Los Angeles-based Magnetek Inc. announced Tuesday that Frank Perna Jr. has resigned as president and chief executive of the troubled maker of electrical equipment. Chairman Andrew G. Galef will act as chief executive until a replacement is found.
Perna joined Magnetek, which was formed in 1984, as president and member of the board in June, 1985. He became chief executive in July, 1990. Sales rose from $195 million to $1.5 billion in the fiscal year ended June 30, 1993. Magnetek now has 60 manufacturing and service centers worldwide, with 18,000 employees.
Perna led the company to inclusion as one of the Fortune 500 companies in less than three years, the most rapid growth ever recorded in the index.
Much of the growth is attributable to commercial and industrial demand for the company’s energy-efficient ballasts for fluorescent lighting. To avoid having to build more power plants, utilities have recently offered rebates to companies that switch to high-efficiency lighting systems.
But Magnetek overestimated the demand, according to analysts and investors, and distributors ordered far more ballasts than were needed. Demand for new units has been stalled while the distributors reduce their excess inventory.

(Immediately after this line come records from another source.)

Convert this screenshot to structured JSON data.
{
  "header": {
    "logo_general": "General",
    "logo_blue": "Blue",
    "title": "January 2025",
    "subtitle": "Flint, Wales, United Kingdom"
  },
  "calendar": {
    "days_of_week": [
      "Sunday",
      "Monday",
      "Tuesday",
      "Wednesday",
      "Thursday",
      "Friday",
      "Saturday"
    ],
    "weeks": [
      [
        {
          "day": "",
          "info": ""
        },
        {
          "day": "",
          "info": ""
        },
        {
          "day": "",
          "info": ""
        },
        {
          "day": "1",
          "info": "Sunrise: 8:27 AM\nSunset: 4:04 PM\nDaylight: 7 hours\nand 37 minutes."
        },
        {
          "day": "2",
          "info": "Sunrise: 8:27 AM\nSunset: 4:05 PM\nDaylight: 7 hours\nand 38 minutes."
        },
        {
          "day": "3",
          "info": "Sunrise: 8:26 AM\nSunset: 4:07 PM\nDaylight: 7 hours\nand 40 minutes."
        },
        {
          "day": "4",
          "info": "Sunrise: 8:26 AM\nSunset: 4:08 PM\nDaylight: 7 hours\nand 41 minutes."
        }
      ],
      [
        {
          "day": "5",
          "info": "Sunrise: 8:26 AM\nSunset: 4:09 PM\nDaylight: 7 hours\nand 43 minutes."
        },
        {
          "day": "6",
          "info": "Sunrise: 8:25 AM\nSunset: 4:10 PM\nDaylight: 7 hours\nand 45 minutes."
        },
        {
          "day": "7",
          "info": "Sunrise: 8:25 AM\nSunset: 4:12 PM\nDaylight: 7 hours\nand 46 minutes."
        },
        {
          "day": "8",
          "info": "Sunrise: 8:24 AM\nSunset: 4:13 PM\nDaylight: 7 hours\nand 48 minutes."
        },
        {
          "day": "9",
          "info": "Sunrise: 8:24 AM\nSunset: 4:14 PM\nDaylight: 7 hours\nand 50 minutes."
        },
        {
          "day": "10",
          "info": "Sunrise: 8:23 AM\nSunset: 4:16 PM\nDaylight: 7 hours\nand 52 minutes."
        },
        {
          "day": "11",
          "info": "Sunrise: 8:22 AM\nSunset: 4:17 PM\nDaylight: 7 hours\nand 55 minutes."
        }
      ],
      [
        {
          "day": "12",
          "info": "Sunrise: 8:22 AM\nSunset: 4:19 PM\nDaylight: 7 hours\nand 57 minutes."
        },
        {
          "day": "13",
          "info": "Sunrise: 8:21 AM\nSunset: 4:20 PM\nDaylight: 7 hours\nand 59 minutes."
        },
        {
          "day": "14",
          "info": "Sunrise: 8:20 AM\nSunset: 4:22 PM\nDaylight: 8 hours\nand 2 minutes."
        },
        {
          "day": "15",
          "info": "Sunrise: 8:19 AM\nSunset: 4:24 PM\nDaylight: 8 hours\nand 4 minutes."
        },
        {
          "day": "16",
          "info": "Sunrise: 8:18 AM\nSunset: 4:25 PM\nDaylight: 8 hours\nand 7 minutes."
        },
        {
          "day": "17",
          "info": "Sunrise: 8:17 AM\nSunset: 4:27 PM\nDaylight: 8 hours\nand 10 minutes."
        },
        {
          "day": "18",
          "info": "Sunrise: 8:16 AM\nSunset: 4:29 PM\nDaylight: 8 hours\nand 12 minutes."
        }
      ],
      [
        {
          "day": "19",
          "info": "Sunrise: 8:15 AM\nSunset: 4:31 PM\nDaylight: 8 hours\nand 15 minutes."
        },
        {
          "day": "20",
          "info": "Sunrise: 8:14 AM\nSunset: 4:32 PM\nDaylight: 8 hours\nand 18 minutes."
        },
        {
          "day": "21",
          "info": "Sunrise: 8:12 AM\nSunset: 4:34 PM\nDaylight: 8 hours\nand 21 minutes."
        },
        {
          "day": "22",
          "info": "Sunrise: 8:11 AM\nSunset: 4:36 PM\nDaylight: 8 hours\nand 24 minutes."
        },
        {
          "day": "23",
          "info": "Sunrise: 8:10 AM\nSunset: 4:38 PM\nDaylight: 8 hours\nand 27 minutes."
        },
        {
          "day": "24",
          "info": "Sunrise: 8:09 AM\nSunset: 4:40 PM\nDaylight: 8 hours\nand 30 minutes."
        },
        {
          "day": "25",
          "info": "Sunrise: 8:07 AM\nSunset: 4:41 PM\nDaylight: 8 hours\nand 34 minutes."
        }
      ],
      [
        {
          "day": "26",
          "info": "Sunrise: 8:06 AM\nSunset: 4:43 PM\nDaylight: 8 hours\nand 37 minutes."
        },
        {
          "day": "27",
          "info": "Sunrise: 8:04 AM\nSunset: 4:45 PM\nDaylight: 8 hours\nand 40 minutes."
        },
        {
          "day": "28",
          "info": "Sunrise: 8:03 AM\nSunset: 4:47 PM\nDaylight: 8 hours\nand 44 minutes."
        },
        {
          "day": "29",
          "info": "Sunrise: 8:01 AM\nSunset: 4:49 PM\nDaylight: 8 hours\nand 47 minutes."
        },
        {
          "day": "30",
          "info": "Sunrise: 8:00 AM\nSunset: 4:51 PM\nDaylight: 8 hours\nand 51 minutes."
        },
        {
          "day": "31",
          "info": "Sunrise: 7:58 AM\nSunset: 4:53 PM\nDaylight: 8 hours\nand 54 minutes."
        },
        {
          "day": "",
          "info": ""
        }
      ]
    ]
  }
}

Fourth-quarter earnings dropped 67% from fiscal 1992.
“The opportunity in this market is immense,” Perna said Tuesday, “but this market has never gone through such turbulence with regard to supply and demand.”
Perna said he has no definite plans, but had been considering such a move for some time. “My primary plans right now are to have some fun,” he said.
Carlene Murphy, co-manager of the Strong Common Stock Fund and Strong Opportunity Fund in Milwaukee, which sold their Magnetek holdings earlier this year, said: “Frank Perna is a very good operating manager. He might have been a little bit optimistic about the prospects for some of the businesses.”
Meanwhile, Jennifer Pokrzywinsky, an analyst at Morgan Stanley in New York, upgraded her recommendation Tuesday to “buy.”
Magnetek stock closed Tuesday at $13.375 a share on the New York Stock Exchange, up 25 cents for the day. The stock recently plunged to $12.50 a share from a high of $25.50 early in the year.